Less formal, less ceremonious, and better suited to quiet reading than theatrical production.
Best example of Horatio ode is the Allen Tate poem “Ode to the Confederate Dead,”
Row after row with strict impunity
The headstones yield their names to the element,
The wind whirrs without recollection;
In the riven troughs the splayed leaves
Pile up, of nature the casual sacrament
To the seasonal eternity of death;
Then driven by the fierce scrutiny
Of heaven to their election in the vast breath,
They sought the rumour of mortality.
English Ode ( Irregular Ode )
English ode is the type of ode which neither follows the Pindaric form nor the Horatian form .
It follows irregular versus structure and stanza pattern , hence also known as irregular ode . There is no formal rhyme scheme in this kind of ode .
“Ode on a Grecian Urn” by John Keats , Percy Bysshe Shelley’s “Ode to the West Wind,” Robert Creeley’s “America,” Bernadette Mayer’s “Ode on Periods,” and Robert Lowell’s “Quaker Graveyard in Nantucket ” are some examples of irregular ode .
An ode usually expresses feelings in a dignified and sincere manner with a formal tone of imagination and discursive expounding of philosophical ideas .
Significance of ode
In the history of literature, odes are seen to hold elevated positions .
Romantic poets used odes to celebrate their strongest sentiments and deepest administrations . Ode was a famous form of poetry in both 18 th and 19th centuries.

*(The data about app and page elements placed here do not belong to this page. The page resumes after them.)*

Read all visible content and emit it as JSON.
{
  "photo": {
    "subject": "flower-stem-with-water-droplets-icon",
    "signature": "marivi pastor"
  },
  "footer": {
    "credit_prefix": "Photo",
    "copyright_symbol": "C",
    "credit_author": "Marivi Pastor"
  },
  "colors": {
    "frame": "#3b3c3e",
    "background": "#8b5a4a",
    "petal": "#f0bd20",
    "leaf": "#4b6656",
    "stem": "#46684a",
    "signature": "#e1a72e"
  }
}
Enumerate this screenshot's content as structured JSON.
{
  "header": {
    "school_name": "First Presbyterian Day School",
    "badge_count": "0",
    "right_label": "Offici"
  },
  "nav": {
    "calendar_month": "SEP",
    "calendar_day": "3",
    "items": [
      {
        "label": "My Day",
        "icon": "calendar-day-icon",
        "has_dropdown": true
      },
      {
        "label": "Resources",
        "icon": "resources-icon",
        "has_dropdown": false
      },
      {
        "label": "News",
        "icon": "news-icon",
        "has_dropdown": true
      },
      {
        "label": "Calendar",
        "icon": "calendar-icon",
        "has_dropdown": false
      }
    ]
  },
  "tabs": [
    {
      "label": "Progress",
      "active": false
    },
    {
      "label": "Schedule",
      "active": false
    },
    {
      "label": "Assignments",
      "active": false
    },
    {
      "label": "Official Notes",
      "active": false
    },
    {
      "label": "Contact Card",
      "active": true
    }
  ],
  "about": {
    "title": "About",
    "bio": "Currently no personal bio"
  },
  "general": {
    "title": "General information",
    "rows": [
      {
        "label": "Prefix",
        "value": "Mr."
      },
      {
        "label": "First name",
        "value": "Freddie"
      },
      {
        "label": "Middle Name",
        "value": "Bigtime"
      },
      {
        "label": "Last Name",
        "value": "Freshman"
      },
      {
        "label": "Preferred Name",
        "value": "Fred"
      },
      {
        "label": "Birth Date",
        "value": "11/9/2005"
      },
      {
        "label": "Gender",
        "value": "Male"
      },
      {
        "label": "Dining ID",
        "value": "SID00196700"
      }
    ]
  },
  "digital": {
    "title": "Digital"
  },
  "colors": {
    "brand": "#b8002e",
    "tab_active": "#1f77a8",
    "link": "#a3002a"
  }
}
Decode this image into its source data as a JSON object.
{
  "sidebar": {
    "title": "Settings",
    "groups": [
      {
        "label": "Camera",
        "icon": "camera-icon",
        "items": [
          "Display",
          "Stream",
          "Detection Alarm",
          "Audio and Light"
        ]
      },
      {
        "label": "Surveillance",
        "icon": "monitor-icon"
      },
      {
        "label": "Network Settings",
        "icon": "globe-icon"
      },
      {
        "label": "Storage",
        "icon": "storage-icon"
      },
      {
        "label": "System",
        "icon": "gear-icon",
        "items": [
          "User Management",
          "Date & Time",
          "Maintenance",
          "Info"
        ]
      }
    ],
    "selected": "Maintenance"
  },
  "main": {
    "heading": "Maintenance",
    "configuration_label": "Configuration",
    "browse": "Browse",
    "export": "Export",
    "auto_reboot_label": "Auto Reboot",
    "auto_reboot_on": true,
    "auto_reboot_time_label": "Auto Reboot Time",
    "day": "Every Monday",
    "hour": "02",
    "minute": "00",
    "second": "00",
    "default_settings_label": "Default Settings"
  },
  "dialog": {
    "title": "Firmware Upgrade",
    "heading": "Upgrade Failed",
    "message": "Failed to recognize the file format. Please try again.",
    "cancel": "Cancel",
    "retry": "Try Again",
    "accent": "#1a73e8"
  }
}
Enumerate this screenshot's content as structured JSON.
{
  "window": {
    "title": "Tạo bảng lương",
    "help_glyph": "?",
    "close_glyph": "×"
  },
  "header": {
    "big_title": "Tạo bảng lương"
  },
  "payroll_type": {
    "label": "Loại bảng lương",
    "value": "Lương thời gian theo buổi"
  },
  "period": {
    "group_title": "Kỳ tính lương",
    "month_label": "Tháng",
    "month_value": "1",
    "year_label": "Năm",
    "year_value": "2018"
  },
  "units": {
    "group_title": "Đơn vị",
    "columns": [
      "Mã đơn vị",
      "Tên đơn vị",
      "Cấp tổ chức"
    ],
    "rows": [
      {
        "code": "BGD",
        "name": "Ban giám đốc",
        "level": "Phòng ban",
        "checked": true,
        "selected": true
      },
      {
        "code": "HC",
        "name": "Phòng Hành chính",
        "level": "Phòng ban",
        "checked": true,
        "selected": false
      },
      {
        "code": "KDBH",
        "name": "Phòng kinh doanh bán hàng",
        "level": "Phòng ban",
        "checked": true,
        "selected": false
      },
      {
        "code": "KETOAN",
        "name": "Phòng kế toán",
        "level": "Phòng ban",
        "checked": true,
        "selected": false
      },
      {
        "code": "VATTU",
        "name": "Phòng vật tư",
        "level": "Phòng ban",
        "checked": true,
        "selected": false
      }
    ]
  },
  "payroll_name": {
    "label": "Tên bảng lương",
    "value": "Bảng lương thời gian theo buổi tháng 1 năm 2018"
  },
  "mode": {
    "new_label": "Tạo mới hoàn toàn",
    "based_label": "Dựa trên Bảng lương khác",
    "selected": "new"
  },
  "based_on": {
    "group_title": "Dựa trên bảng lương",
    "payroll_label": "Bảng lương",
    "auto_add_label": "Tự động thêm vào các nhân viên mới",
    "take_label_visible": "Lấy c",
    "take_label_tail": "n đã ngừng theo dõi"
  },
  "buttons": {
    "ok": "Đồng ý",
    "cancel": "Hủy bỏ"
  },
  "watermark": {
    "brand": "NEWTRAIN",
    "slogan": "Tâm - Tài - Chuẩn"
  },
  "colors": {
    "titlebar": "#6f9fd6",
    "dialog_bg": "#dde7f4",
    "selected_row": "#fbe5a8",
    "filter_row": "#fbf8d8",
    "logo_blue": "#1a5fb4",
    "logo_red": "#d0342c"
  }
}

Odes are usually written in appreciation or reflection. They are almost always written about a significant event, or someone or something that the poet admires and hence has its significance in the history of literature.